One Thing Remains (Your Love Never Fails)

Verse 1

Higher than the mountains that I face

Stronger than the power of the grave

Constant in the trial and the change

One thing remains

One thing remains

Chorus

Your love never fails, it never gives up, never runs out on me

Your love never fails, it never gives up, never runs out on me

Your love never fails, it never gives up, never runs out on me

Your love

Verse 2

On and on and on and on it goes

It overwhelms and satisfies my soul

And I never ever have to be afraid

One thing remains

One thing remains

Bridge

In death, in life, I’m confident and covered by

The power of Your great love

My debt is paid, there’s nothing that can separate

My heart from Your great love

Words and music by Brian Johnson, Jeremy Riddle and Christa Black Gifford

I hope you enjoyed the lyrics and the video below (I particularly like this version because of the piano intro and prominent bass line).

Forty Days of Love

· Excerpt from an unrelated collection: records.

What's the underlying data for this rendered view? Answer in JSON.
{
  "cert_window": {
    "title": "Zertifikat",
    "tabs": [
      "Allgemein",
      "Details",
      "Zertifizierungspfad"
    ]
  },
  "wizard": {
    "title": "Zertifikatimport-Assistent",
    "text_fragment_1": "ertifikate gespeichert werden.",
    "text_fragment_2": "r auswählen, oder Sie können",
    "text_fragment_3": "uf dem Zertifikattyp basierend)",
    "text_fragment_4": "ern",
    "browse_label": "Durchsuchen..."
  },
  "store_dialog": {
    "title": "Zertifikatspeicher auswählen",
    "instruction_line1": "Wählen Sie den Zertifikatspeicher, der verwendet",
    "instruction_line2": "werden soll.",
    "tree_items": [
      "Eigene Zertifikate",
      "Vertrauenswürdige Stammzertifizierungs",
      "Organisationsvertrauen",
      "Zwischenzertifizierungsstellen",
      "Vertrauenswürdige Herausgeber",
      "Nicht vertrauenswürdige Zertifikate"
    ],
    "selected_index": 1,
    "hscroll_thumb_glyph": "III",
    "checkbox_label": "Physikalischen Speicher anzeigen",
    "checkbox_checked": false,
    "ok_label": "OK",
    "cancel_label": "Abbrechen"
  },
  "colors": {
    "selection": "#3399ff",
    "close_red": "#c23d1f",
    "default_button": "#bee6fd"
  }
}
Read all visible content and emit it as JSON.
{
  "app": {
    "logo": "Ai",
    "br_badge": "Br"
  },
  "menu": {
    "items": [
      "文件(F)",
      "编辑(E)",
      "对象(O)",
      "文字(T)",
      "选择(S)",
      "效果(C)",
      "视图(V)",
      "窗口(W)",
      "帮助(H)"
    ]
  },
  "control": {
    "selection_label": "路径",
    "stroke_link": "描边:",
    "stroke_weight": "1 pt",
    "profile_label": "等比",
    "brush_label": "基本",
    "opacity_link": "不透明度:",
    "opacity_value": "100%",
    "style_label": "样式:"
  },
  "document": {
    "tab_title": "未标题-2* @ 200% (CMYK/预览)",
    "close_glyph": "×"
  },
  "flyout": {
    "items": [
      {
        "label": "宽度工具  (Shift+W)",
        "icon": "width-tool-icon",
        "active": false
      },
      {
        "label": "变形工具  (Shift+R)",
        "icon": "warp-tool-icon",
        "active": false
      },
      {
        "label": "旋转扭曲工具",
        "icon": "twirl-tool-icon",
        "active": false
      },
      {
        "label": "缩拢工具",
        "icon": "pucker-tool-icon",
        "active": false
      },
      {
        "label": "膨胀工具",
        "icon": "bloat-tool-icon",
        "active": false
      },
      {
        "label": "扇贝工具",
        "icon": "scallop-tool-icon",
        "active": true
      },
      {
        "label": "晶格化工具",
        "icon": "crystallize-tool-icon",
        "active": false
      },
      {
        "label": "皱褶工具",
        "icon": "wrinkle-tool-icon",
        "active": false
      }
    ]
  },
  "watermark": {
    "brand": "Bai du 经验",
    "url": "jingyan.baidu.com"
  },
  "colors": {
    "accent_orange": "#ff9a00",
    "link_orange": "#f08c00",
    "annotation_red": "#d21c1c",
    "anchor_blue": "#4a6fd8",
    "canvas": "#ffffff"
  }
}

We just started a new series on the topic of love at our women’s group in church and the first session was very inspiring! We will be looking at the book “40 Days of Love” by Rick Warren and I really enjoyed the first video which was very down-to-earth and without any sugar-coating. We took a look at the love chapter in the Bible (1 Corinthians 13) and although I have read it many times, it always moves me whenever I read it.

I like how Rick summarized the chapter in Corinthians, in essence saying that we can have all the faith, knowledge, accomplishments and even show generosity to others but if we are not doing it out of love, it is completely meaningless. I felt quite convicted by this because I know there are moments when my giving to others has not been completely selfless. I have either expected something in return or expected to be recognized.

The love talked about in Corinthians is completely unconditional. I have to remind myself of this often particularly when I am not feeling forgiving of someone else. When I am tempted to point the finger, I look at myself and say, “You know, you’re not perfect. You have made many mistakes and yet God chose to be merciful and to forgive you, no matter what you did. You should do the same for others“. This is such a hard pill to swallow some times. It almost doesn’t make sense, it almost seems to go against our nature. But this is what unconditional love is!

Week 1 challenge: Go out of your way to show love for someone else (without any self-seeking motives or expecting something in return).

Image courtesy of moreintelligentlife.com
Image courtesy of moreintelligentlife.com

“If I speak in the tongues of men or of angels, but do not have love, I am only a resounding gong or a clanging cymbal. If I have the gift of prophecy and can fathom all mysteries and all knowledge, and if I have a faith that can move mountains, but do not have love, I am nothing. If I give all I possess to the poor and give over my body to hardship that I may boast, but do not have love, I gain nothing.

Love is patient, love is kind. It does not envy, it does not boast, it is not proud. It does not dishonor others, it is not self-seeking, it is not easily angered, it keeps no record of wrongs. Love does not delight in evil but rejoices with the truth. It always protects, always trusts, always hopes, always perseveres.

Love never fails. But where there are prophecies, they will cease; where there are tongues, they will be stilled; where there is knowledge, it will pass away. For we know in part and we prophesy in part, 10 but when completeness comes, what is in part disappears. 11 When I was a child, I talked like a child, I thought like a child, I reasoned like a child. When I became a man, I put the ways of childhood behind me. 12 For now we see only a reflection as in a mirror; then we shall see face to face. Now I know in part; then I shall know fully, even as I am fully known.

13 And now these three remain: faith, hope and love. But the greatest of these is love”.